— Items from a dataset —
=== Begin Enclosure ===
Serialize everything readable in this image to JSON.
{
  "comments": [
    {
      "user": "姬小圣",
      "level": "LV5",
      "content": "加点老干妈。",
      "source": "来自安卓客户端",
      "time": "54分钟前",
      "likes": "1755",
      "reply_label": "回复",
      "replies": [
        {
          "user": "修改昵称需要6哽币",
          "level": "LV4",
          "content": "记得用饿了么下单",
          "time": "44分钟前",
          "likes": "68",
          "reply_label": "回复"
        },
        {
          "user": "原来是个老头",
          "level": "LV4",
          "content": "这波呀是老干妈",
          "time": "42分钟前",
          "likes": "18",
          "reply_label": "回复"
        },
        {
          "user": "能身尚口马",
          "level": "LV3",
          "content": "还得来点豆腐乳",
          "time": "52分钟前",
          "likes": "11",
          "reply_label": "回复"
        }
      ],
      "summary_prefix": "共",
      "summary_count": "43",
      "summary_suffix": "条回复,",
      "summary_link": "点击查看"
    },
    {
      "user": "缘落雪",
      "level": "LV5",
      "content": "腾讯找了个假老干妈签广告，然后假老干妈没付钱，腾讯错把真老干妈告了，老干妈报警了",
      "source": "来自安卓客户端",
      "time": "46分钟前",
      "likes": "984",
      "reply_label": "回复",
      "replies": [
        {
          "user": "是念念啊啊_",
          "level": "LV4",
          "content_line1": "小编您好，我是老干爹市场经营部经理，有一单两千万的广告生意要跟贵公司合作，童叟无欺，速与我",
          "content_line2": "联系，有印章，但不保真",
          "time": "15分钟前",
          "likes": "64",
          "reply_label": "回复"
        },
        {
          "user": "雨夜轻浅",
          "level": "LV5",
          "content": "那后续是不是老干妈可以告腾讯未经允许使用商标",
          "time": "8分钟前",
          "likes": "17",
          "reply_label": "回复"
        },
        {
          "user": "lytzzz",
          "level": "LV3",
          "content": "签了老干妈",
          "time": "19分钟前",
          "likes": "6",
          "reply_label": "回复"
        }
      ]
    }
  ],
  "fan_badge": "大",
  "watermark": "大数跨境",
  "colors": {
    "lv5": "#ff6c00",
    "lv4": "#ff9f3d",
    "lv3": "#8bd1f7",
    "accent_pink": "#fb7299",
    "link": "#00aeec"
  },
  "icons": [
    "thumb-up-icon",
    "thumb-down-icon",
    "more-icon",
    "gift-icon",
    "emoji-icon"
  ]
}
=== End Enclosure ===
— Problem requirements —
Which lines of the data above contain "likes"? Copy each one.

— Answer section —
      "likes": "1755",
          "likes": "68",
          "likes": "18",
          "likes": "11",
      "likes": "984",
          "likes": "64",
          "likes": "17",
          "likes": "6",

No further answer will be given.